Rust Cohle has a cross up in his room. He tells his partner, Hart, that this is merely in order to perform a meditation exercise, in which he endures the thought of all humanity’s suffering.
Here’s the thing about people who have crosses up in otherwise barren rooms. It’s never just for meditation exercises.
There was so much that I wanted from this show. In the main, it delivered. I’m not disappointed in it, really. I’m particularly soft on it because I know there cannot be another season.
I do not mean this literally. Literally, there will of course be at least one more season. But there’s no way Pizzolatto hits another home run.

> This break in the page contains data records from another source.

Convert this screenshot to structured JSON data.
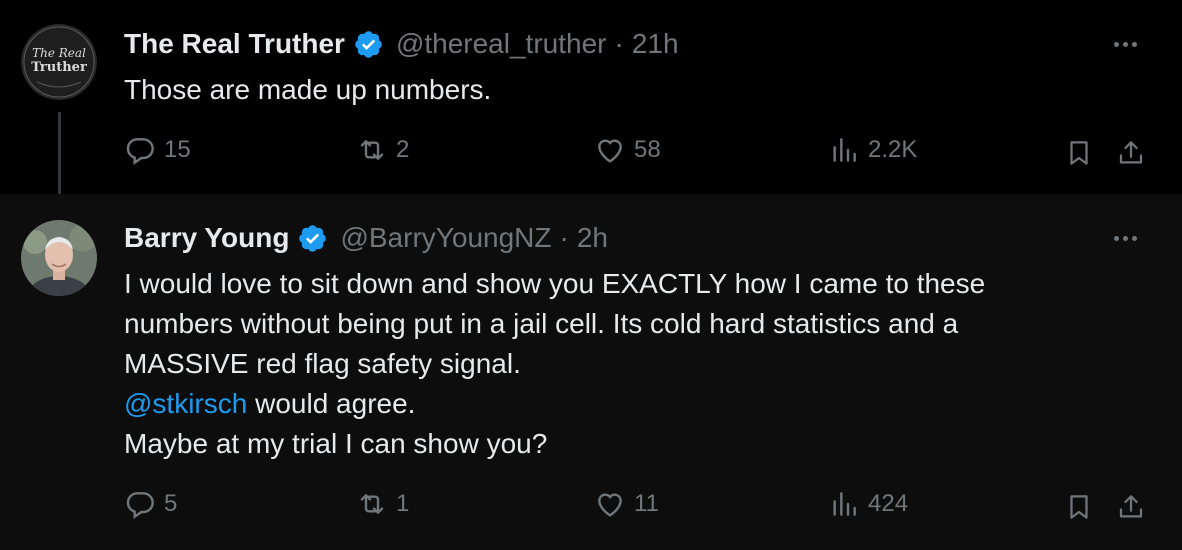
{
  "tweets": [
    {
      "avatar_text": [
        "The Real",
        "Truther"
      ],
      "name": "The Real Truther",
      "handle": "@thereal_truther",
      "separator": "·",
      "time": "21h",
      "text_lines": [
        "Those are made up numbers."
      ],
      "replies": "15",
      "retweets": "2",
      "likes": "58",
      "views": "2.2K"
    },
    {
      "name": "Barry Young",
      "handle": "@BarryYoungNZ",
      "separator": "·",
      "time": "2h",
      "text_lines": [
        "I would love to sit down and show you EXACTLY how I came to these",
        "numbers without being put in a jail cell.  Its cold hard statistics and a",
        "MASSIVE red flag safety signal."
      ],
      "mention": "@stkirsch",
      "mention_suffix": " would agree.",
      "last_line": "Maybe at my trial I can show you?",
      "replies": "5",
      "retweets": "1",
      "likes": "11",
      "views": "424"
    }
  ],
  "colors": {
    "accent": "#1d9bf0",
    "muted": "#71767b",
    "text": "#e7e9ea"
  },
  "icons": [
    "reply-icon",
    "retweet-icon",
    "like-icon",
    "views-icon",
    "bookmark-icon",
    "share-icon",
    "verified-badge-icon",
    "more-icon"
  ]
}
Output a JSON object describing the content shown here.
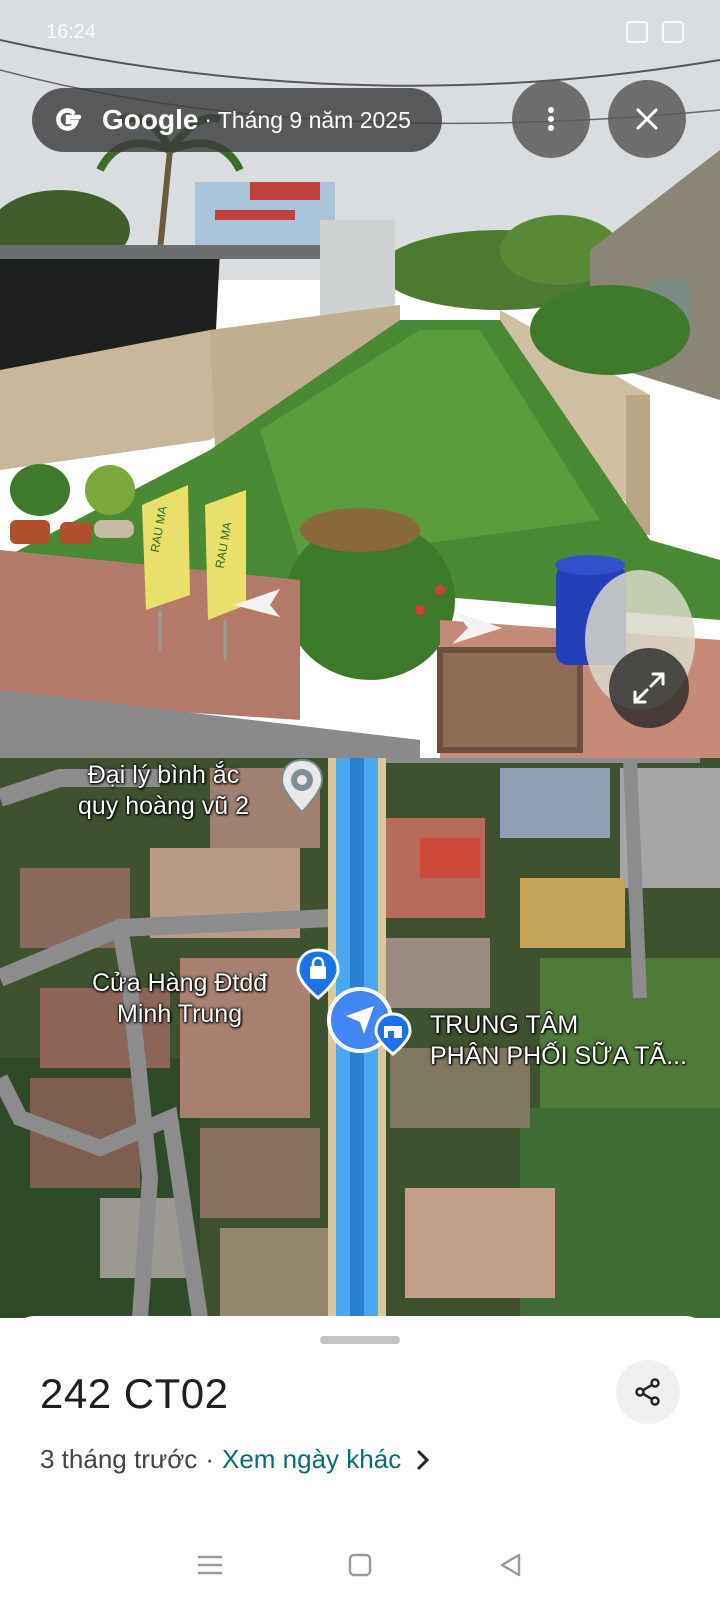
{
  "status_bar": {
    "time": "16:24"
  },
  "street_view": {
    "brand": "Google",
    "separator": "·",
    "capture_date": "Tháng 9 năm 2025"
  },
  "map": {
    "labels": [
      {
        "line1": "Đại lý bình ắc",
        "line2": "quy hoàng vũ 2"
      },
      {
        "line1": "Cửa Hàng Đtdđ",
        "line2": "Minh Trung"
      },
      {
        "line1": "TRUNG TÂM",
        "line2": "PHÂN PHỐI SỮA TÃ..."
      }
    ]
  },
  "sheet": {
    "title": "242 CT02",
    "age": "3 tháng trước",
    "separator": "·",
    "link": "Xem ngày khác"
  },
  "colors": {
    "accent": "#0b6b74",
    "pin_blue": "#1a73e8",
    "route_blue": "#4aa8f0"
  }
}
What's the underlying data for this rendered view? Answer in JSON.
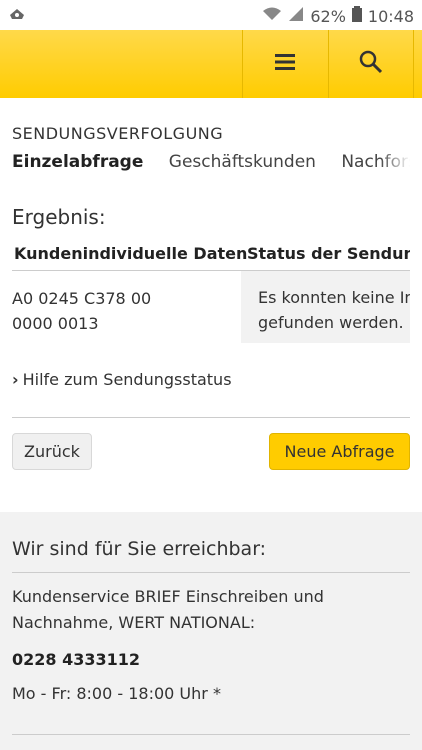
{
  "statusbar": {
    "battery": "62%",
    "time": "10:48"
  },
  "header": {
    "menu_icon": "menu-icon",
    "search_icon": "search-icon"
  },
  "page": {
    "subtitle": "SENDUNGSVERFOLGUNG",
    "tabs": [
      {
        "label": "Einzelabfrage",
        "active": true
      },
      {
        "label": "Geschäftskunden",
        "active": false
      },
      {
        "label": "Nachforsch",
        "active": false
      }
    ]
  },
  "result": {
    "title": "Ergebnis:",
    "columns": [
      "Kundenindividuelle Daten",
      "Status der Sendung"
    ],
    "row": {
      "data_line1": "A0 0245 C378 00",
      "data_line2": "0000 0013",
      "status_line1": "Es konnten keine In",
      "status_line2": "gefunden werden."
    }
  },
  "help_link": "Hilfe zum Sendungsstatus",
  "buttons": {
    "back": "Zurück",
    "new": "Neue Abfrage"
  },
  "footer": {
    "title": "Wir sind für Sie erreichbar:",
    "service_line1": "Kundenservice BRIEF Einschreiben und",
    "service_line2": "Nachnahme, WERT NATIONAL:",
    "phone": "0228 4333112",
    "hours": "Mo - Fr: 8:00 - 18:00 Uhr *"
  },
  "colors": {
    "brand_yellow": "#ffcc00",
    "footer_bg": "#f2f2f2"
  }
}
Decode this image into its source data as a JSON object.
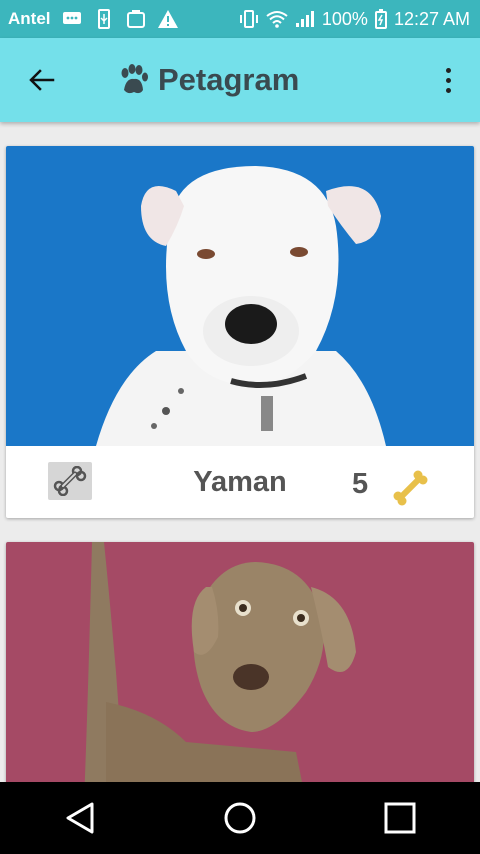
{
  "status_bar": {
    "carrier": "Antel",
    "battery": "100%",
    "time": "12:27 AM"
  },
  "app_bar": {
    "title": "Petagram"
  },
  "pets": [
    {
      "name": "Yaman",
      "likes": "5",
      "background": "#1a77c8"
    },
    {
      "name": "",
      "likes": "",
      "background": "#a54a65"
    }
  ],
  "colors": {
    "status_bar": "#3cb6bd",
    "app_bar": "#74e0ea",
    "bone_like": "#e8c04a"
  }
}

Let me explain.
Critics all over the country are now complaining that the show was full of unanswered questions. This baffles me. I fail to see how the show could have possibly answered every question any more exhaustively.

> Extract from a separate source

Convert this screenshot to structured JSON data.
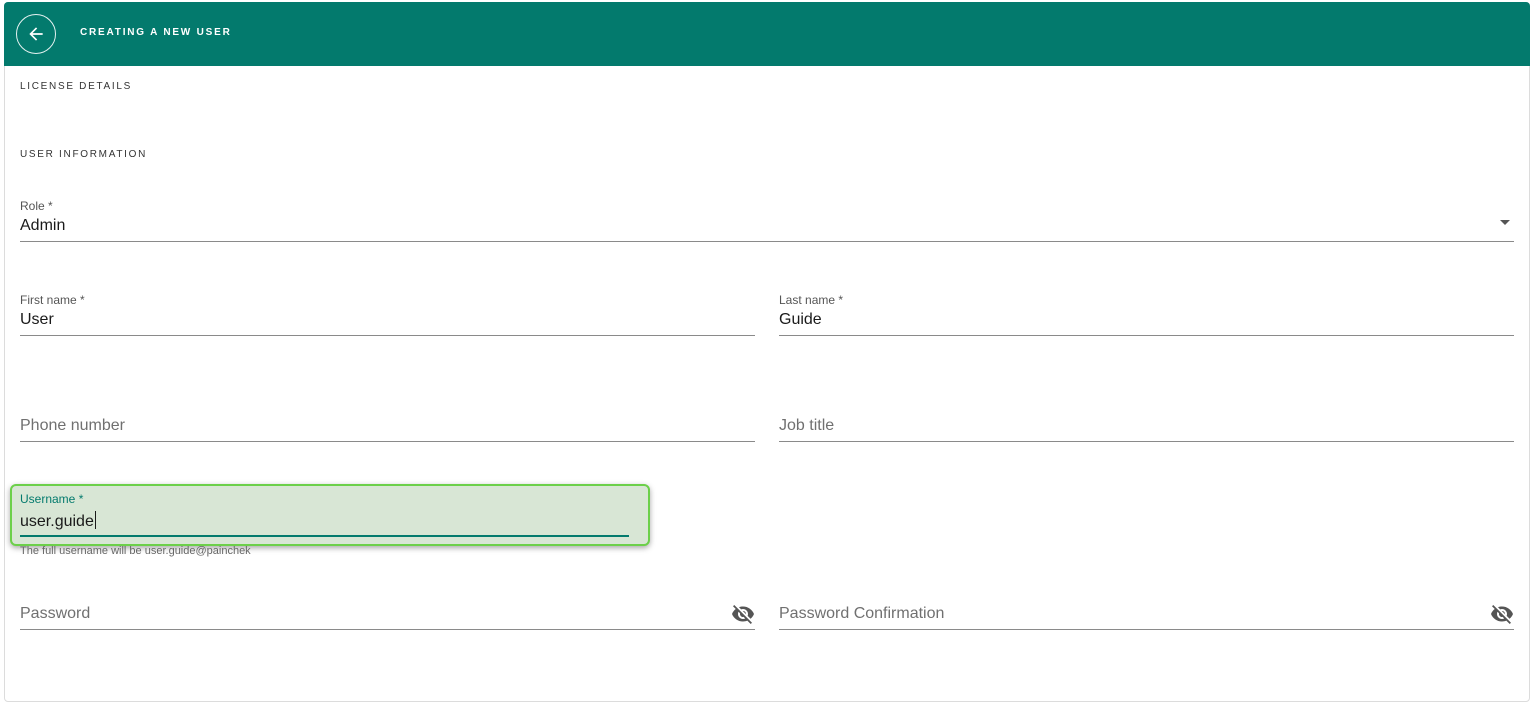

The Yellow King, who is and is not Errol Childress, is…flesh. Corporeal existence. Sex. Filth. Decay. Disease. Gluttony.
That’s why, when we’re seeing things “from the monster’s point-of-view” (Pizzolatto), we see him in a house with bloodied walls, tending to bodies, having sex, and eating (eggs, of course). The house where he lives is drowning in piles of trash; it is, and is meant to be, straight out of Hoarders. He patches up the outsides of houses (by painting them) — houses that are in fact bodies writ large — while the insides are aging, rotting, swollen with tumors. He “put a fresh coat of green paint” on a house, whose owner is now in an old folks home, and came away “with green ears” himself. In other words, you can paint Nature green, but underneath, she’s still a sickly old whore.
Cohle will have to chase Errol into an even larger symbolic body: the “carcosa” (carcass) itself, which is full of arterial pathways and even more physical remains. At the center of the maze is The Yellow King, who is basically the Celtic/neo-pagan Horned God, symbol of fertility and the hunt.

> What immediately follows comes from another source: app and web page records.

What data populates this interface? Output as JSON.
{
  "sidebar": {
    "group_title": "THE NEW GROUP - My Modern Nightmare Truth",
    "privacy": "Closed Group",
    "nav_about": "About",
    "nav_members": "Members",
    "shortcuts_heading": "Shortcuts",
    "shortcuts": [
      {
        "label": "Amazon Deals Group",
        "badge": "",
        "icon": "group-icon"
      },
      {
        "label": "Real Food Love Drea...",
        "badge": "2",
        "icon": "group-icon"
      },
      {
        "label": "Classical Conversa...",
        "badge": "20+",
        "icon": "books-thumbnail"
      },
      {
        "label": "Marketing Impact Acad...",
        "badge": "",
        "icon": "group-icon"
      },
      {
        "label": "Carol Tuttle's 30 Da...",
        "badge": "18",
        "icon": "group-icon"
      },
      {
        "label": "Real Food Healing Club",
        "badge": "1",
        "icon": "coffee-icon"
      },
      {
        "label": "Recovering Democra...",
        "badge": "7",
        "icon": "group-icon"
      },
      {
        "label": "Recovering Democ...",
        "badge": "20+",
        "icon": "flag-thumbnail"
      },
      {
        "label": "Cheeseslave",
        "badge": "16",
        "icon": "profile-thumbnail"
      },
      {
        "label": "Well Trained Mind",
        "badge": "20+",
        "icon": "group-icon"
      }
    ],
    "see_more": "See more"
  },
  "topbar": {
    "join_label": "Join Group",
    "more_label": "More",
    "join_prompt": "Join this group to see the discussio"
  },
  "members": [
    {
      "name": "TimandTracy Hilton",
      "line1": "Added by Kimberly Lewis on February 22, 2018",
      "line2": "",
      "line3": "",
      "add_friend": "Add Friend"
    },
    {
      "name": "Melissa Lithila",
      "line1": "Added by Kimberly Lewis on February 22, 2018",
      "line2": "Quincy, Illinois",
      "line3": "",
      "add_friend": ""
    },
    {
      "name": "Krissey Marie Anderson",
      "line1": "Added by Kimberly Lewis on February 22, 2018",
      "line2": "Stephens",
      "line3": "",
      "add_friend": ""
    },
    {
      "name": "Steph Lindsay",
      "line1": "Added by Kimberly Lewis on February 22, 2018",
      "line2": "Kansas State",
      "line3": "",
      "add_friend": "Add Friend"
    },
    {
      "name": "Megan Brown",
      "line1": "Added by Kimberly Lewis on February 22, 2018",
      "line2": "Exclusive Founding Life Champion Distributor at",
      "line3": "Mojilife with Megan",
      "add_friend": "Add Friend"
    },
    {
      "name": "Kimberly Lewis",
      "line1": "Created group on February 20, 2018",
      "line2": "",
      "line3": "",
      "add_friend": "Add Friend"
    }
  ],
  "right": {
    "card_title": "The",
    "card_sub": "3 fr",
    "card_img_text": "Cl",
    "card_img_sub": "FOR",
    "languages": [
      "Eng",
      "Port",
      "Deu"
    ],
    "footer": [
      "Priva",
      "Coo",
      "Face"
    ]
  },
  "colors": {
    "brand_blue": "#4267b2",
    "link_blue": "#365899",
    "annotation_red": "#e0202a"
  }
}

All along, our boy Cohle has been good about mortifying the flesh. He turns down the drug dealing prostitute, remember? He does his meditation exercises. So he follows the maze of the flesh to its violent, putrescent center, and dies to his body, there, as he must. He is saved by the stabler version of faith: Hart, who is ordinary Christian love (heart) and ordinary venal life (hart, as in, more antlers, but he’s married). He goes into a coma, somehow experiences the reality of salvation and the union of souls, and returns, resurrected in a white shroud.
“So what was going on with Marty’s daughter?” Original sin: the child’s dangerous body. That’s why, when Errol has become demonically sinful, he pretends to be a child, erring innocently — “dressed” as a child (“Childress”).
“What is the point of the spiral?” It’s a symbol of trance, i.e. demonic possession. Beyond that, it echoes the circles of Hell and descent into the incestuous lusts of bodies. No matter what this show says about prostitutes, on a fundamental level, it hates them.
Cohle also enacts a series of God-like judgments on the hapless Steve Geraci. I admit, that doesn’t really explain why the show spends so much time on him, and I don’t have any better theory, other than the usual (that he represents Eichmann-like submission to evil). But one Steve Geraci is still not a lot, as far as loose threads go. Everything else, that critics are calling “irrelevant,” makes perfect sense, as long as you accept the show’s Puritanical absolutes, and its surprise-ending Jesus figure.
It’s a good trick. But Pizzolatto can only do it once.